> Problem to solve: Report all lines below with the word "rgba".

> Materials provided:
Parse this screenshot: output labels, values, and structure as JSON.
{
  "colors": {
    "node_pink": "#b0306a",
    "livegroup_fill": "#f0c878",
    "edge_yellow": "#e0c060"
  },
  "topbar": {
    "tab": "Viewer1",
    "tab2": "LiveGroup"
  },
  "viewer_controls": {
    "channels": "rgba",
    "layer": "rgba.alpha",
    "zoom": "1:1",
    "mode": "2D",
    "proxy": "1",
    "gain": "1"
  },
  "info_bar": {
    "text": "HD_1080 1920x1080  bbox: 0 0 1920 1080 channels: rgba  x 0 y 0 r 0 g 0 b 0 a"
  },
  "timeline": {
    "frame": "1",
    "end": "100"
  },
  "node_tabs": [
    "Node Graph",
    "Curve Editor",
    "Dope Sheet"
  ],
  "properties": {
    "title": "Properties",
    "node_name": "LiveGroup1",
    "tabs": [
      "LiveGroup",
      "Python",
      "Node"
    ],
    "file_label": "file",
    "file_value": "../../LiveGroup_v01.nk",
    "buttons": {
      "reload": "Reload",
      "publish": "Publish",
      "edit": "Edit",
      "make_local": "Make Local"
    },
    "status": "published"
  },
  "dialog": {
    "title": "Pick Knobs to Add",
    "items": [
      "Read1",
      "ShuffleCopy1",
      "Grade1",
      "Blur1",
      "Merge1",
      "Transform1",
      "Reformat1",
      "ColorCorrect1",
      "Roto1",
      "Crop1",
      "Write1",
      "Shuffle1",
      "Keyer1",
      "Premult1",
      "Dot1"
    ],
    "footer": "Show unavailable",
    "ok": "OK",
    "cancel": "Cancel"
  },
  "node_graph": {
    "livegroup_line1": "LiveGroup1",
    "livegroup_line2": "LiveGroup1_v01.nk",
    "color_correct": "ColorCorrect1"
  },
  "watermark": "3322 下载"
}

> Written response:
    "channels": "rgba",
    "layer": "rgba.alpha",
    "text": "HD_1080 1920x1080  bbox: 0 0 1920 1080 channels: rgba  x 0 y 0 r 0 g 0 b 0 a"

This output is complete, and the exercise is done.